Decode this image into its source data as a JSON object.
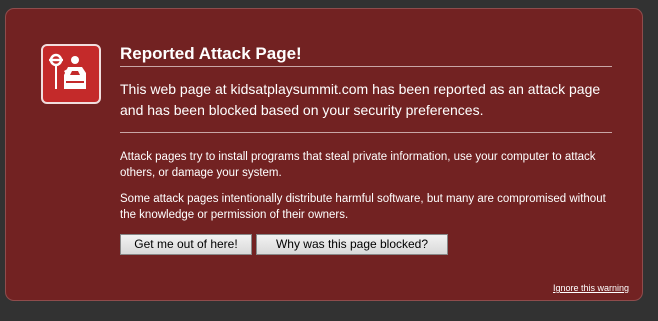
{
  "warning": {
    "title": "Reported Attack Page!",
    "lead": "This web page at kidsatplaysummit.com has been reported as an attack page and has been blocked based on your security preferences.",
    "para1": "Attack pages try to install programs that steal private information, use your computer to attack others, or damage your system.",
    "para2": "Some attack pages intentionally distribute harmful software, but many are compromised without the knowledge or permission of their owners.",
    "get_me_out_label": "Get me out of here!",
    "why_blocked_label": "Why was this page blocked?",
    "ignore_label": "Ignore this warning",
    "icon": "stop-policeman-icon"
  },
  "colors": {
    "background": "#323232",
    "panel": "#722222",
    "icon_bg": "#c42a2a"
  }
}
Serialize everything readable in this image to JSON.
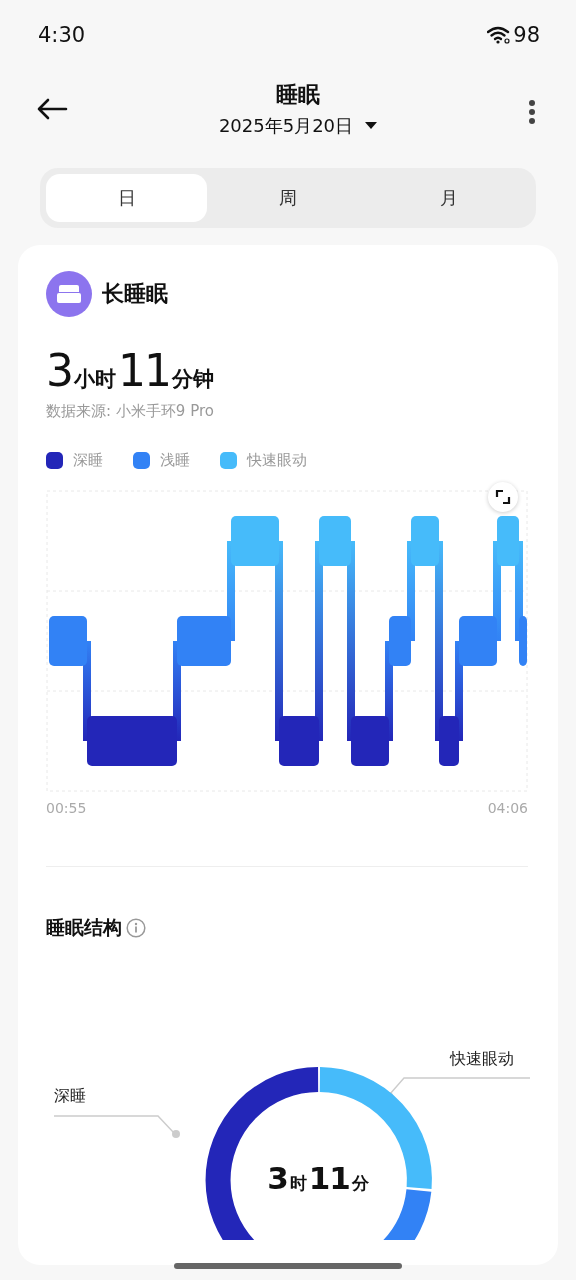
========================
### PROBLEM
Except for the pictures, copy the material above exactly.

### SOLUTION TO THIS EXERCISE
Decode this image into its source data as a JSON object.
{
  "warning": {
    "title": "Reported Attack Page!",
    "lead": "This web page at kidsatplaysummit.com has been reported as an attack page and has been blocked based on your security preferences.",
    "para1": "Attack pages try to install programs that steal private information, use your computer to attack others, or damage your system.",
    "para2": "Some attack pages intentionally distribute harmful software, but many are compromised without the knowledge or permission of their owners.",
    "get_me_out_label": "Get me out of here!",
    "why_blocked_label": "Why was this page blocked?",
    "ignore_label": "Ignore this warning",
    "icon": "stop-policeman-icon"
  },
  "colors": {
    "background": "#323232",
    "panel": "#722222",
    "icon_bg": "#c42a2a"
  }
}
Serialize everything readable in this image to JSON.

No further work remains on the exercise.